Task description =
Wherever "hunk" appears in the records below, copy the line that holds it.

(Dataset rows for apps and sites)
= Beginning of Section =

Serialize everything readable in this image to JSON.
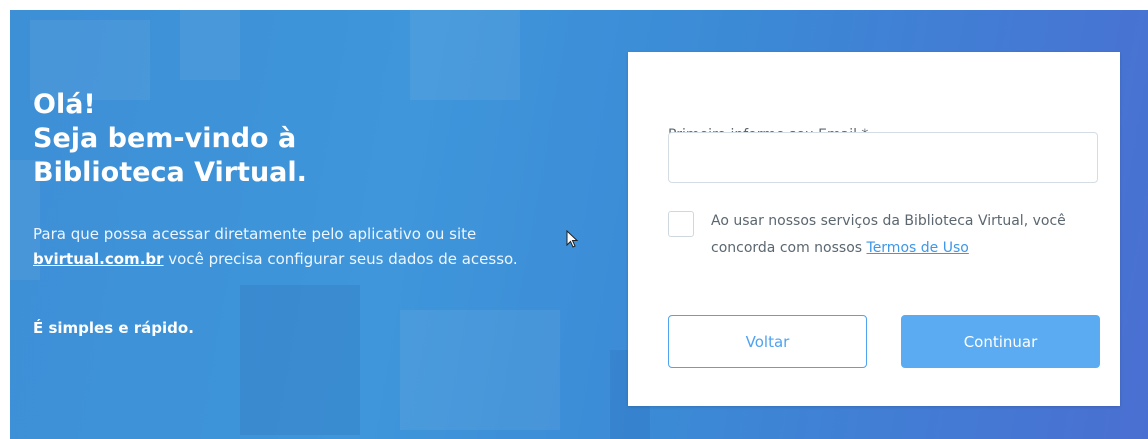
{
  "welcome": {
    "greeting": "Olá!",
    "line2": "Seja bem-vindo à",
    "line3": "Biblioteca Virtual.",
    "intro_before_link": "Para que possa acessar diretamente pelo aplicativo ou site ",
    "site_link": "bvirtual.com.br",
    "intro_after_link": " você precisa configurar seus dados de acesso.",
    "tagline": "É simples e rápido."
  },
  "form": {
    "email_label": "Primeiro informe seu Email *",
    "email_value": "",
    "terms_prefix": "Ao usar nossos serviços da Biblioteca Virtual, você concorda com nossos ",
    "terms_link": "Termos de Uso",
    "terms_checked": false,
    "back_label": "Voltar",
    "continue_label": "Continuar"
  },
  "colors": {
    "banner_blue": "#3f96da",
    "accent": "#4fa3ef",
    "continue_bg": "#5aabf2",
    "link": "#3e97e8"
  },
  "icons": [
    "mouse-cursor-icon"
  ]
}
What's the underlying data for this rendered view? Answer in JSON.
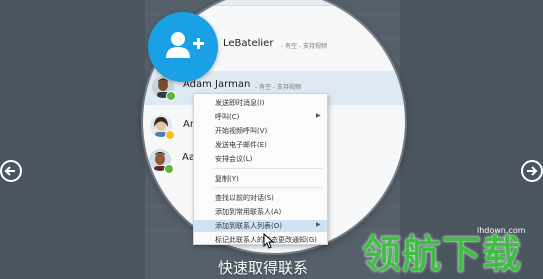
{
  "contacts": [
    {
      "name": "LeBatelier",
      "status": "- 有空 - 支持视频",
      "presence_color": "#5db539"
    },
    {
      "name": "Adam Jarman",
      "status": "- 有空 - 支持视频",
      "presence_color": "#5db539"
    },
    {
      "name": "Ar",
      "status": "",
      "presence_color": "#f4c021"
    },
    {
      "name": "Aa",
      "status": "",
      "presence_color": "#5db539"
    }
  ],
  "context_menu": {
    "items": [
      {
        "label": "发送即时消息(I)",
        "has_submenu": false
      },
      {
        "label": "呼叫(C)",
        "has_submenu": true
      },
      {
        "label": "开始视频呼叫(V)",
        "has_submenu": false
      },
      {
        "label": "发送电子邮件(E)",
        "has_submenu": false
      },
      {
        "label": "安排会议(L)",
        "has_submenu": false
      },
      {
        "label": "复制(Y)",
        "has_submenu": false
      },
      {
        "label": "查找以前的对话(S)",
        "has_submenu": false
      },
      {
        "label": "添加到常用联系人(A)",
        "has_submenu": false
      },
      {
        "label": "添加到联系人列表(O)",
        "has_submenu": true,
        "selected": true
      },
      {
        "label": "标记此联系人的状态更改通知(G)",
        "has_submenu": false
      }
    ]
  },
  "caption": "快速取得联系",
  "watermark": {
    "text": "领航下载",
    "url": "lhdown.com"
  },
  "colors": {
    "accent_blue": "#1aa0e4",
    "available_green": "#5db539",
    "away_yellow": "#f4c021",
    "watermark_green": "#3fbd44"
  },
  "icons": {
    "add_contact": "add-contact-icon",
    "nav_left": "arrow-left-icon",
    "nav_right": "arrow-right-icon",
    "cursor": "mouse-pointer-icon"
  }
}
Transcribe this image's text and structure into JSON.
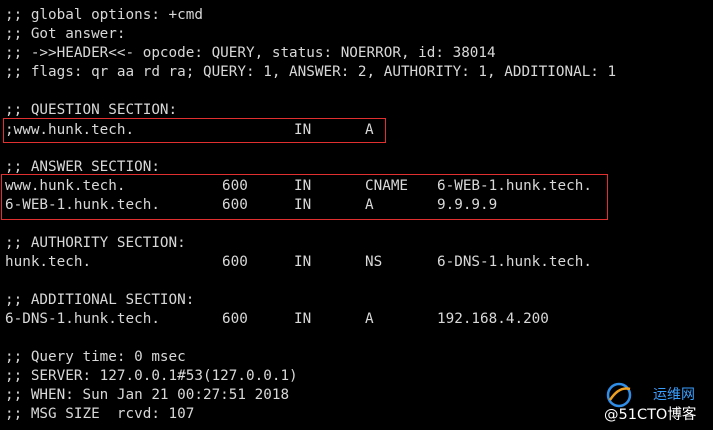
{
  "header_lines": [
    ";; global options: +cmd",
    ";; Got answer:",
    ";; ->>HEADER<<- opcode: QUERY, status: NOERROR, id: 38014",
    ";; flags: qr aa rd ra; QUERY: 1, ANSWER: 2, AUTHORITY: 1, ADDITIONAL: 1"
  ],
  "question": {
    "heading": ";; QUESTION SECTION:",
    "name": ";www.hunk.tech.",
    "class": "IN",
    "type": "A"
  },
  "answer": {
    "heading": ";; ANSWER SECTION:",
    "records": [
      {
        "name": "www.hunk.tech.",
        "ttl": "600",
        "class": "IN",
        "type": "CNAME",
        "data": "6-WEB-1.hunk.tech."
      },
      {
        "name": "6-WEB-1.hunk.tech.",
        "ttl": "600",
        "class": "IN",
        "type": "A",
        "data": "9.9.9.9"
      }
    ]
  },
  "authority": {
    "heading": ";; AUTHORITY SECTION:",
    "records": [
      {
        "name": "hunk.tech.",
        "ttl": "600",
        "class": "IN",
        "type": "NS",
        "data": "6-DNS-1.hunk.tech."
      }
    ]
  },
  "additional": {
    "heading": ";; ADDITIONAL SECTION:",
    "records": [
      {
        "name": "6-DNS-1.hunk.tech.",
        "ttl": "600",
        "class": "IN",
        "type": "A",
        "data": "192.168.4.200"
      }
    ]
  },
  "footer_lines": [
    ";; Query time: 0 msec",
    ";; SERVER: 127.0.0.1#53(127.0.0.1)",
    ";; WHEN: Sun Jan 21 00:27:51 2018",
    ";; MSG SIZE  rcvd: 107"
  ],
  "watermark": {
    "site_cn": "运维网",
    "blog": "@51CTO博客"
  },
  "colors": {
    "background": "#000000",
    "text": "#d8d8d8",
    "highlight_box": "#e03030"
  }
}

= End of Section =

Answer for the task =
    "name": ";www.hunk.tech.",
        "name": "www.hunk.tech.",
        "data": "6-WEB-1.hunk.tech."
        "name": "6-WEB-1.hunk.tech.",
        "name": "hunk.tech.",
        "data": "6-DNS-1.hunk.tech."
        "name": "6-DNS-1.hunk.tech.",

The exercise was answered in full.